In addition, further guidance suggesting where possible, patients should be offered 1/3 dose BCG for induction courses and maintenance up to one year. This is based on an EORTC randomised trial, which showed no difference in progression rates between full dose and 1/3 dose BCG.. In the area of Catheter Acquired Urinary Tract Infection (CAUTI), Trish White, nurse practitioner from New Zealand, discussed the management of urinary catheters and provided a key insight in urinary tract infections, which account for 40% of all hospitalacquired infections, with 80% being catheter related. Trish highlighted the fact that urinary catheterisation when hospitalised and insertion could be unjustified in up to 50% of cases. Of note, as was clear to the audience, was the risk of CAUTI increased with the duration of catheterisation, with evidence suggesting that 26% of patients with an urinary catheter in-situ for between 2 to 10 days will develop bacteriuria, with 25% of these patients developing a ...
Urine will drain through your catheter into the toilet or a special container. Your health care provider will show you how to use your catheter. After some practice, it will get easier.. Sometimes family members or other people you may know, such as a friend who is a nurse or medical assistant, may be able to help you use your catheter.. You will get a prescription for the right catheter for you. Generally your catheter may be about 6 inches (15 centimeters) long, but there are different types and sizes. You can buy catheters at medical supply stores. You will also need small plastic bags and a gel such as K-Y jelly or Surgilube. DO NOT use Vaseline (petroleum jelly). Your provider can also submit a prescription to a mail order company to have your catheters and supplies delivered directly to your house.. Ask how often you should empty your bladder with your catheter. In most cases, you empty your bladder every 4 to 6 hours, or 4 to 6 times a day. Always empty your bladder first thing in the ...

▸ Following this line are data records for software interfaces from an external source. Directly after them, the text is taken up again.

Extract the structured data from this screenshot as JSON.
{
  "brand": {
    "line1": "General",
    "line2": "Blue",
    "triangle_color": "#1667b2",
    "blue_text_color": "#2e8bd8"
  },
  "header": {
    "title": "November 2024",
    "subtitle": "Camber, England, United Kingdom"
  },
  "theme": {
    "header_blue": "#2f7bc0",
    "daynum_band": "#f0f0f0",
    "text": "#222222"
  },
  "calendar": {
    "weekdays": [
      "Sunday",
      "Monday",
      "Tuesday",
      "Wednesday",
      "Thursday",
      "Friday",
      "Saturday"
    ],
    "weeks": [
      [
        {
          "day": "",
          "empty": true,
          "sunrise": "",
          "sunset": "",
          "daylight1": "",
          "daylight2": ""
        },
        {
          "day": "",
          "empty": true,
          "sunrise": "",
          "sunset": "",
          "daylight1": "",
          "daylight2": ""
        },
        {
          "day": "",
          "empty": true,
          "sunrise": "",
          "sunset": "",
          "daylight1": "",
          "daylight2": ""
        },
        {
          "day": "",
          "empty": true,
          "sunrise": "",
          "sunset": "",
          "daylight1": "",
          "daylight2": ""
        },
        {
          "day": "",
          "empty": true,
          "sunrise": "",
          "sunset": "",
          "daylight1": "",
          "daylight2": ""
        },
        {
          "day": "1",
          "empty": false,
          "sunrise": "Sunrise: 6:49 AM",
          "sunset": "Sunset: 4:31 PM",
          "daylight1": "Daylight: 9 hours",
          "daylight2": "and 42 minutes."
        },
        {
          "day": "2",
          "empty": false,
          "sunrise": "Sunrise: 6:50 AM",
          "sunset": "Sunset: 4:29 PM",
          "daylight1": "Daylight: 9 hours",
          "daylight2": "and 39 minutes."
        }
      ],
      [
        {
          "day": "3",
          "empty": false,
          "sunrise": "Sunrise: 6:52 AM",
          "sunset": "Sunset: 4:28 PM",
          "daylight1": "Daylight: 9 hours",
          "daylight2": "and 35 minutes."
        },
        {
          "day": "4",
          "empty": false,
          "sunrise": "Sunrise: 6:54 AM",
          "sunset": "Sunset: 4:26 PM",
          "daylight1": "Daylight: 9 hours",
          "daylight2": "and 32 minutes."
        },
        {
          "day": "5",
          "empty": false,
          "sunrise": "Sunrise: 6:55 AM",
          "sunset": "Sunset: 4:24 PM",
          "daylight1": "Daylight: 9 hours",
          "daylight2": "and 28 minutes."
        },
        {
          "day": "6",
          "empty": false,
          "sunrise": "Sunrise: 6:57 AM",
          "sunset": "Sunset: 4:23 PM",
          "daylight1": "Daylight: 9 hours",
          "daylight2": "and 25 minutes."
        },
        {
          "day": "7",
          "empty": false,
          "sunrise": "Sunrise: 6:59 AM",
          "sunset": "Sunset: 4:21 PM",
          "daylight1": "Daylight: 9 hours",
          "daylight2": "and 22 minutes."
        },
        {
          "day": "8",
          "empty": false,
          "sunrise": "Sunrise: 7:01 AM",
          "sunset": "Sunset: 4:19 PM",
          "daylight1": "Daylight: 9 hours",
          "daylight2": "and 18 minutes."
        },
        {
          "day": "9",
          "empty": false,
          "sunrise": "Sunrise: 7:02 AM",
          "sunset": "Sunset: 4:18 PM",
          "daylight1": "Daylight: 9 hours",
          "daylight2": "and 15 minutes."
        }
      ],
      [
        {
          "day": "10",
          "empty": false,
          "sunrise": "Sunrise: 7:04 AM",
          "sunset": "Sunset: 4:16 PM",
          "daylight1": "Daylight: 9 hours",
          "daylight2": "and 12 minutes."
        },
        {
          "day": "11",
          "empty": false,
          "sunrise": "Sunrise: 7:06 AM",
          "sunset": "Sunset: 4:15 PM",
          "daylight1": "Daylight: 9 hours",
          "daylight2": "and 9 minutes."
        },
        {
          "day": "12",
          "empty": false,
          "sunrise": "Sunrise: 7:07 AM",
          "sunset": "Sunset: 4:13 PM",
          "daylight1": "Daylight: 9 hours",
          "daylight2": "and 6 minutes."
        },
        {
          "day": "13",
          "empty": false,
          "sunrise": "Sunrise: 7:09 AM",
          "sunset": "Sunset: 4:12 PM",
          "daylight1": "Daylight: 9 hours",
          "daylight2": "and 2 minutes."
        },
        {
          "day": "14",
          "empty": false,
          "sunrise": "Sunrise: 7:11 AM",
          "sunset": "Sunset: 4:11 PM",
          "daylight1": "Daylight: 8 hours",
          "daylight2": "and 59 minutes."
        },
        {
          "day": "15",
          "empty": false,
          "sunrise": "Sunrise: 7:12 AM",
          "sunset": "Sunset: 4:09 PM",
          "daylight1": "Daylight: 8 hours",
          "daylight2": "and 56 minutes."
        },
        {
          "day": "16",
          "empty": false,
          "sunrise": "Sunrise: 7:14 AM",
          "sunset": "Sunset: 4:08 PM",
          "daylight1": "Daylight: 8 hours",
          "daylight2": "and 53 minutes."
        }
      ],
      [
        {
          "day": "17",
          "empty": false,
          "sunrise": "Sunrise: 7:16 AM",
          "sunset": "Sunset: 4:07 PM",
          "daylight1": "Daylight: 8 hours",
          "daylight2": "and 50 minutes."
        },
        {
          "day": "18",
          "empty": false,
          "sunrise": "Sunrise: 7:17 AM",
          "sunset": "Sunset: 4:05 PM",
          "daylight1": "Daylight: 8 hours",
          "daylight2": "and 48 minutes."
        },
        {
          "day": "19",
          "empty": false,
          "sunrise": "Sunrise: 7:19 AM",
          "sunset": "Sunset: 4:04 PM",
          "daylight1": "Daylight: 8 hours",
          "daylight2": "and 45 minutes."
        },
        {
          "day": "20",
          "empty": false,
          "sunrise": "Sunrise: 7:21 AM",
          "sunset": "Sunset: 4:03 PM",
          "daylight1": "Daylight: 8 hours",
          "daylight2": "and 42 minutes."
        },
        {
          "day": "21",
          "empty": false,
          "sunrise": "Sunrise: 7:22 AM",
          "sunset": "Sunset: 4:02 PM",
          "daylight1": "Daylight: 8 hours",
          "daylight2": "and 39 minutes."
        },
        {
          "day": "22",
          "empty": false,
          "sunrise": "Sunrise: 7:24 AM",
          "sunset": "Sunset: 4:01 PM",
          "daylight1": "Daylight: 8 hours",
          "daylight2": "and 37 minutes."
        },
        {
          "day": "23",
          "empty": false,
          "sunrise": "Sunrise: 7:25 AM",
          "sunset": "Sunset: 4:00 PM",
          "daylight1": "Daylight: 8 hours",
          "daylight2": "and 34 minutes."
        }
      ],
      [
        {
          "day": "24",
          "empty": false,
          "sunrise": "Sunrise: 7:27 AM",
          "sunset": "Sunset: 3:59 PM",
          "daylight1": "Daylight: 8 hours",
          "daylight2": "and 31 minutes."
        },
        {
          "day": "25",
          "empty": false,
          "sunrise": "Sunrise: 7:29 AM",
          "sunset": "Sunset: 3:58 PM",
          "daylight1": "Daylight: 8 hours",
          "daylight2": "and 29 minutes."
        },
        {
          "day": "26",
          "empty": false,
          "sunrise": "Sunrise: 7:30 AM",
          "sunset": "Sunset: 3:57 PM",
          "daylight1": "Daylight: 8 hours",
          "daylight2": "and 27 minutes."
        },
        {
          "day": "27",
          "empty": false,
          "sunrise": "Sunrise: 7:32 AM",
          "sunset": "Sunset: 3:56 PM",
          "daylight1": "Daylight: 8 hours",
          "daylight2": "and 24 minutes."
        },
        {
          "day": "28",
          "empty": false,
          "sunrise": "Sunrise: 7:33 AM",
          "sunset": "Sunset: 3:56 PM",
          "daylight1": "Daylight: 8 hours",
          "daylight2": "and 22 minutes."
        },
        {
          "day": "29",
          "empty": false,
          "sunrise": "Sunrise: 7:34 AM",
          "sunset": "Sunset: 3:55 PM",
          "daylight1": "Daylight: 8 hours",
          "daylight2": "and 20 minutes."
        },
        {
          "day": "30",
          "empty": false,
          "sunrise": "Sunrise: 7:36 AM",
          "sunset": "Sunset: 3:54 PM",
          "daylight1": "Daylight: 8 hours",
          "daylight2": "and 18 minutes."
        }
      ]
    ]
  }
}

Evidence for the benefits of antiseptic meatal cleaning in reducing catheter-associated urinary tract infection (UTI) is inconclusive. We assessed the efficacy of 0·1% chlorhexidine solution compared with normal saline for meatal cleaning before urinary catheter insertion in reducing the incidence of catheter-associated asymptomatic bacteriuria and UTI. A cross-sectional, stepped-wedge, open-label, randomised controlled trial was undertaken […]. ...